To write your own jQuery function, you have to use a syntax that’s similar to the syntax of the document.ready function, like this:

$(“element“).event(function(){
//code to execute;
});

The element is typically the element (or element type), expressed in CSS selector syntax that’s associated with the code. The event is the action performed to trigger the code, such as click. The code to execute is the JavaScript or jQuery code to execute when the event happens. (The element name and event name are case-sensitive—so again, watch your upper- and lowercase letters carefully.)

As a working example, let’s suppose we put a button in the body of the page and give it an id of btntest like this:

<button id=”btntest”>Test</button>

To write a function that fires when someone clicks that button, the selector will be #btntest, and the action will be click. We need the # in front of btntest because (just as in CSS selectors) the # indicates an ID name. So here’s what the complete function would look like inside the document ready function:

$(document).ready(function() {

$(“#btntest”).click(function() {

alert(“You clicked the button!”)

});

});

Here’s a complete page to experiment with or to keep as a template for your own jQuery pages. When you open the page in a browser, you should see a button. And when you click the button, you should see the alert box and text.

<!DOCTYPE html>

<html>

<head>

<title></title><!– Link to jQuery as hosted on Google CDN –>

<script src=”http://ajax.googleapis.com/ajax/libs/jquery/1.10.2/jquery.min.js”>

</script>

<!– Your jQuery code between the curly braces of the function below –>

<script>

$(document).ready(function() {
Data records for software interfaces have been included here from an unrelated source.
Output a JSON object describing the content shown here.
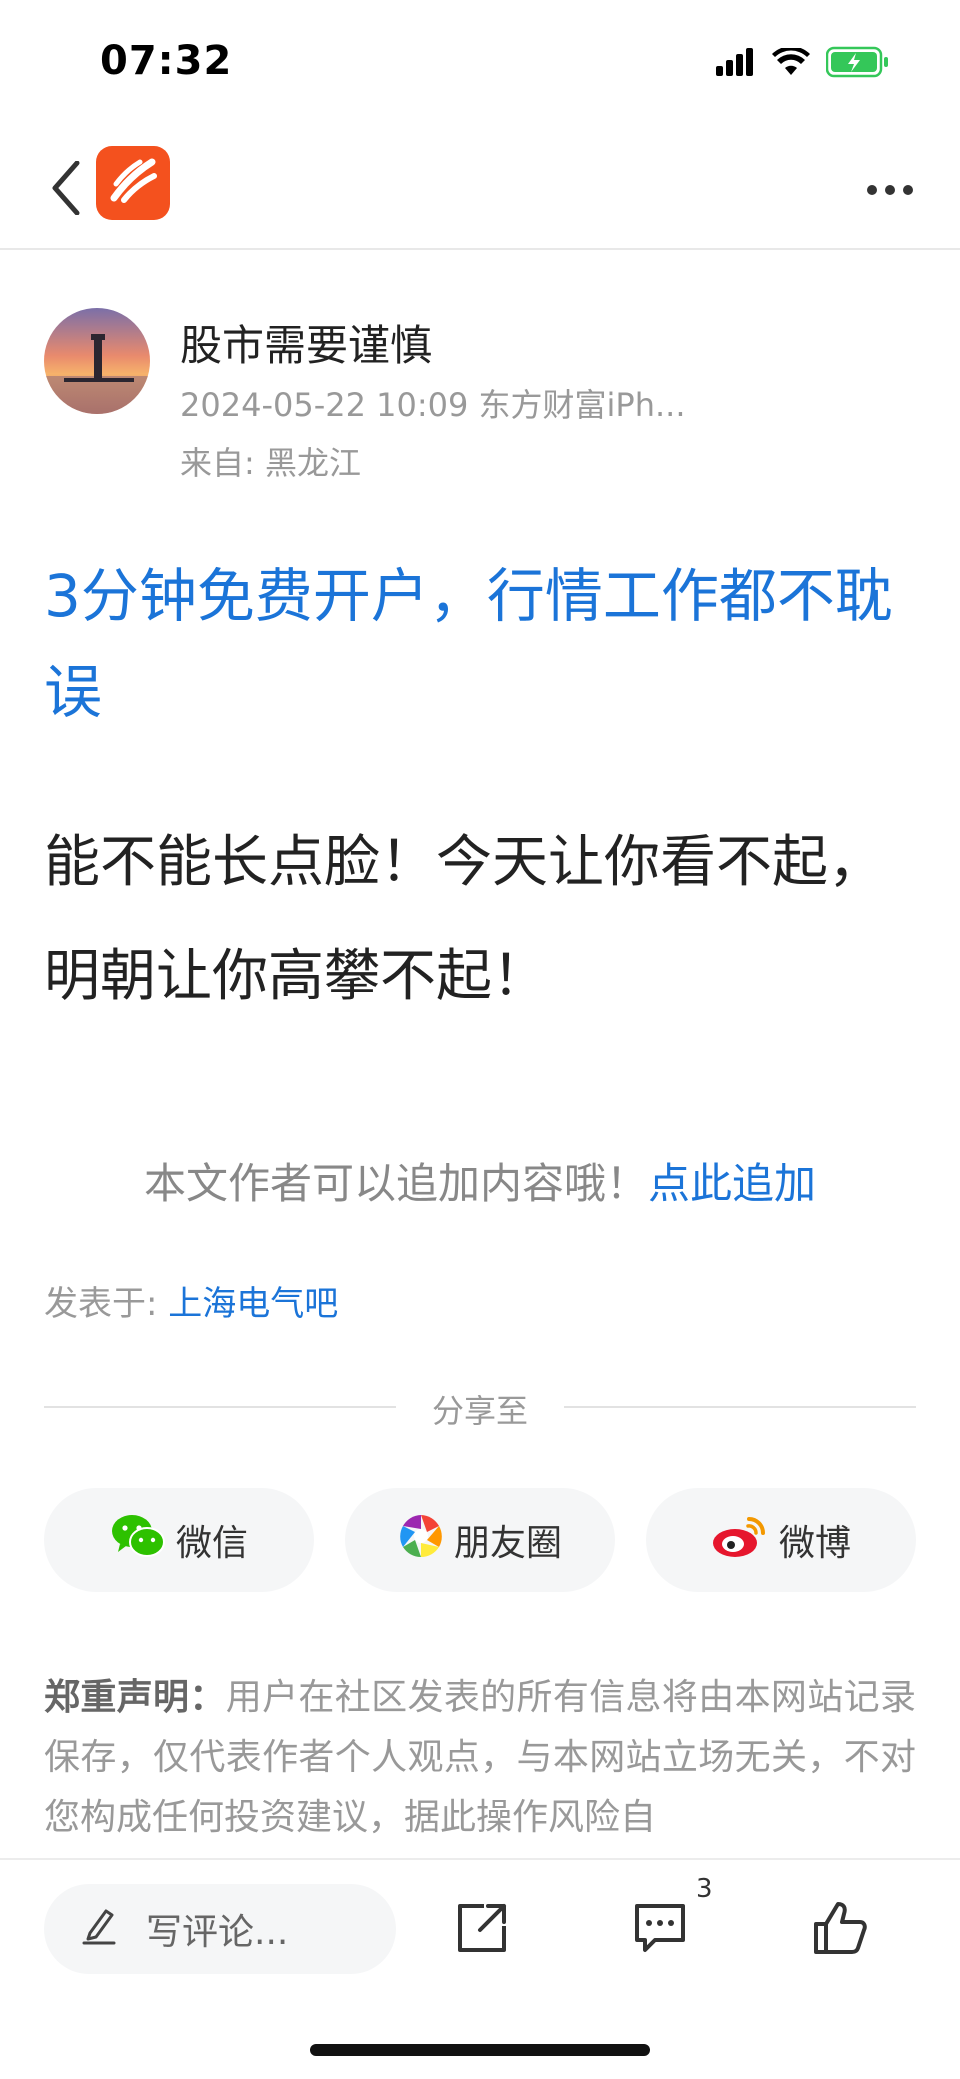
{
  "status_bar": {
    "time": "07:32",
    "icons": [
      "signal-icon",
      "wifi-icon",
      "battery-charging-icon"
    ],
    "battery_color": "#34c759"
  },
  "nav": {
    "back_icon": "chevron-left-icon",
    "logo_icon": "eastmoney-logo",
    "more_icon": "more-dots-icon",
    "logo_color": "#f4511e"
  },
  "author": {
    "name": "股市需要谨慎",
    "meta": "2024-05-22 10:09 东方财富iPh...",
    "origin": "来自: 黑龙江"
  },
  "post": {
    "promo_link": "3分钟免费开户，行情工作都不耽误",
    "body": "能不能长点脸！今天让你看不起，明朝让你高攀不起！"
  },
  "append": {
    "prompt": "本文作者可以追加内容哦！",
    "link": "点此追加"
  },
  "posted_in": {
    "label": "发表于: ",
    "forum": "上海电气吧"
  },
  "share": {
    "label": "分享至",
    "options": [
      {
        "label": "微信",
        "icon": "wechat-icon"
      },
      {
        "label": "朋友圈",
        "icon": "moments-icon"
      },
      {
        "label": "微博",
        "icon": "weibo-icon"
      }
    ]
  },
  "disclaimer": {
    "title": "郑重声明：",
    "text": "用户在社区发表的所有信息将由本网站记录保存，仅代表作者个人观点，与本网站立场无关，不对您构成任何投资建议，据此操作风险自"
  },
  "bottom_bar": {
    "comment_placeholder": "写评论...",
    "comment_count": "3",
    "icons": [
      "edit-icon",
      "share-out-icon",
      "comment-icon",
      "like-icon"
    ]
  },
  "colors": {
    "link": "#1b74d8",
    "muted": "#999999",
    "text": "#222222"
  }
}
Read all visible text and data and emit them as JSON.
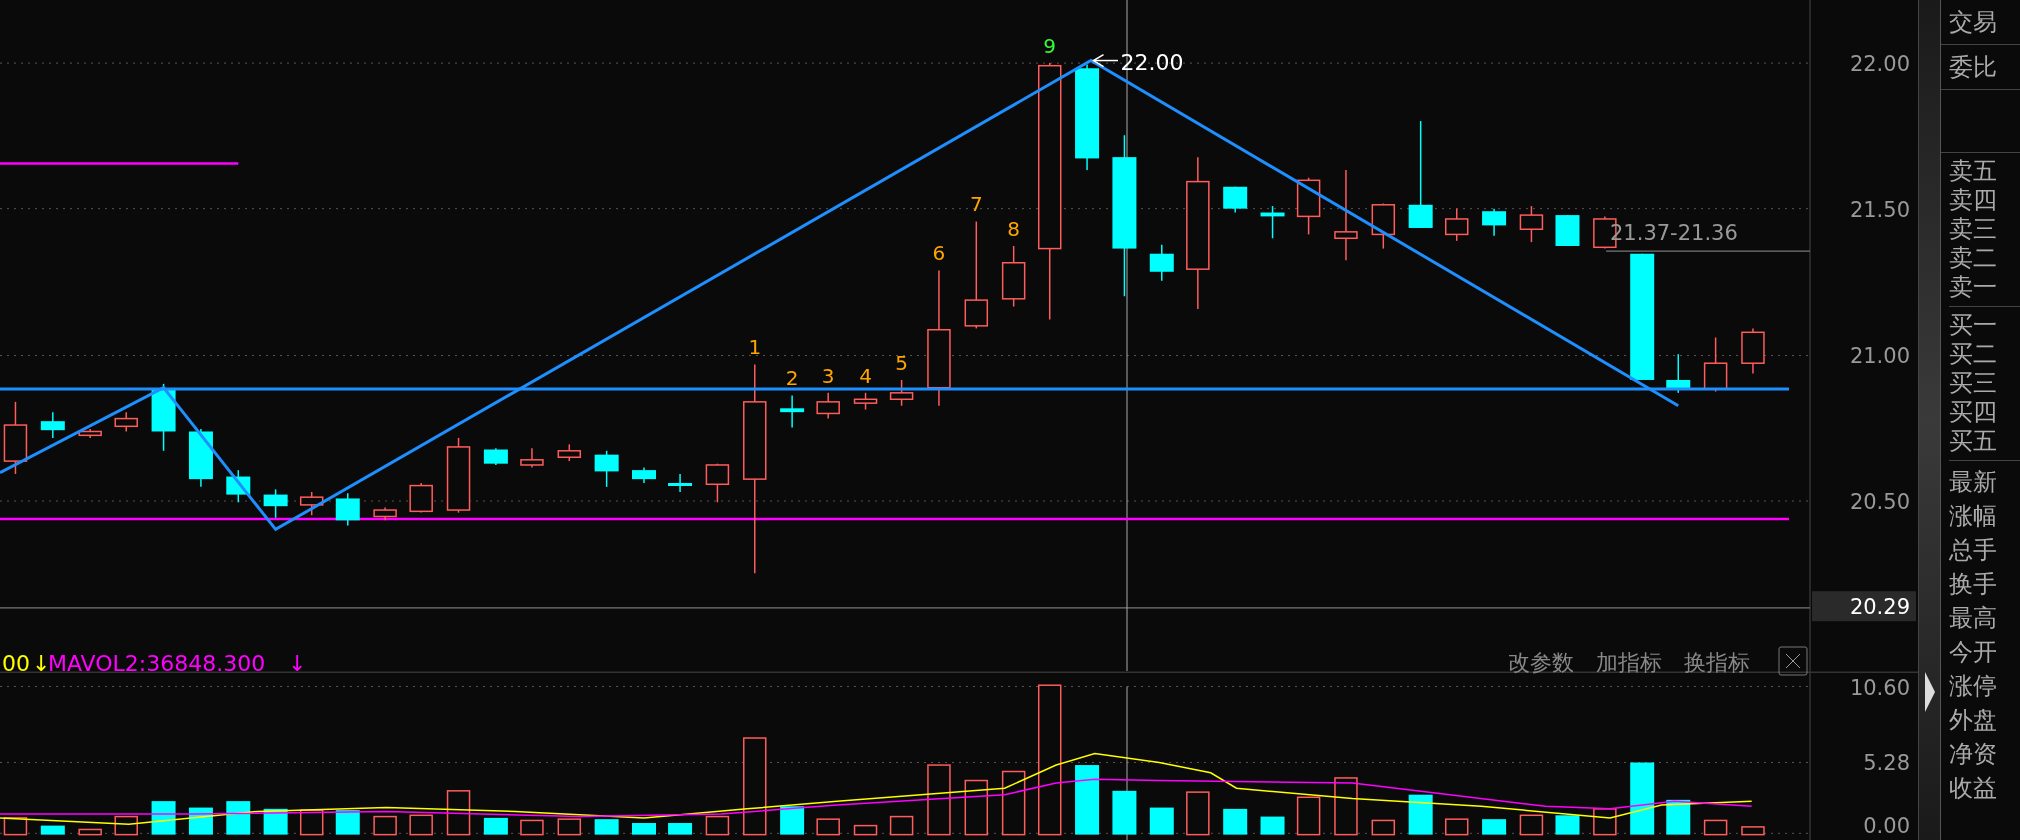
{
  "price_chart": {
    "counts": [
      {
        "text": "1",
        "kind": "setup"
      },
      {
        "text": "2",
        "kind": "setup"
      },
      {
        "text": "3",
        "kind": "setup"
      },
      {
        "text": "4",
        "kind": "setup"
      },
      {
        "text": "5",
        "kind": "setup"
      },
      {
        "text": "6",
        "kind": "setup"
      },
      {
        "text": "7",
        "kind": "setup"
      },
      {
        "text": "8",
        "kind": "setup"
      },
      {
        "text": "9",
        "kind": "complete"
      }
    ],
    "pivot_label": "22.00",
    "range_label": "21.37-21.36",
    "axis": {
      "ticks": [
        "22.00",
        "21.50",
        "21.00",
        "20.50"
      ],
      "current": "20.29"
    }
  },
  "volume_panel": {
    "indicators": [
      {
        "text": "00",
        "arrow": "↓",
        "color": "#ffff00"
      },
      {
        "text": "MAVOL2:36848.300",
        "arrow": "↓",
        "color": "#ff00ff"
      }
    ],
    "buttons": [
      "改参数",
      "加指标",
      "换指标"
    ],
    "axis_ticks": [
      "10.60",
      "5.28",
      "0.00"
    ]
  },
  "quote_panel": {
    "header": [
      "交易",
      "委比"
    ],
    "sell": [
      "卖五",
      "卖四",
      "卖三",
      "卖二",
      "卖一"
    ],
    "buy": [
      "买一",
      "买二",
      "买三",
      "买四",
      "买五"
    ],
    "fields": [
      "最新",
      "涨幅",
      "总手",
      "换手",
      "最高",
      "今开",
      "涨停",
      "外盘",
      "净资",
      "收益"
    ]
  }
}
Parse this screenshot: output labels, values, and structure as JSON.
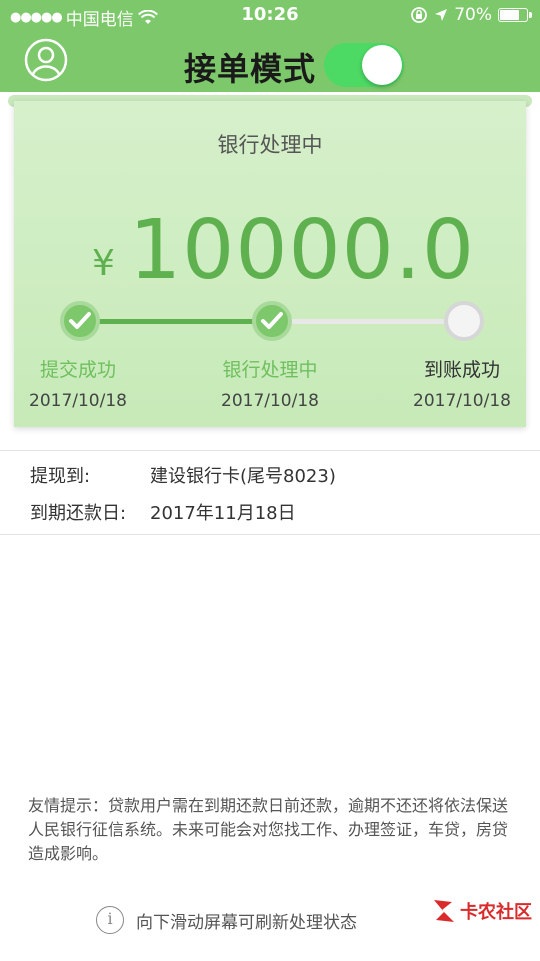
{
  "status_bar": {
    "carrier": "中国电信",
    "time": "10:26",
    "battery": "70%"
  },
  "header": {
    "title": "接单模式",
    "toggle_on": true
  },
  "card": {
    "status": "银行处理中",
    "currency": "¥",
    "amount": "10000.0",
    "steps": [
      {
        "label": "提交成功",
        "date": "2017/10/18",
        "done": true
      },
      {
        "label": "银行处理中",
        "date": "2017/10/18",
        "done": true
      },
      {
        "label": "到账成功",
        "date": "2017/10/18",
        "done": false
      }
    ]
  },
  "info": {
    "withdraw_label": "提现到:",
    "withdraw_value": "建设银行卡(尾号8023)",
    "due_label": "到期还款日:",
    "due_value": "2017年11月18日"
  },
  "tip": "友情提示：贷款用户需在到期还款日前还款，逾期不还还将依法保送人民银行征信系统。未来可能会对您找工作、办理签证，车贷，房贷造成影响。",
  "refresh_hint": "向下滑动屏幕可刷新处理状态",
  "watermark": "卡农社区",
  "colors": {
    "accent": "#7dc86b",
    "amount": "#5fb04f",
    "toggle": "#4cd964"
  }
}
$(“#btntest”).click(function() {

alert(“You clicked the button!”)

});

});

</script>

</head>

<body>

<button id=”btntest”>Test</button>

</body>

</html>

Obviously, there’s a lot more to jQuery than what we’ve discussed here. And there are countless resources for learning. But understanding these basic syntactical requirements and seeing some relatively simple code with everything in place will give you a good foundation as you build your additional learning.

Alan Simpson teaches several ed2go online courses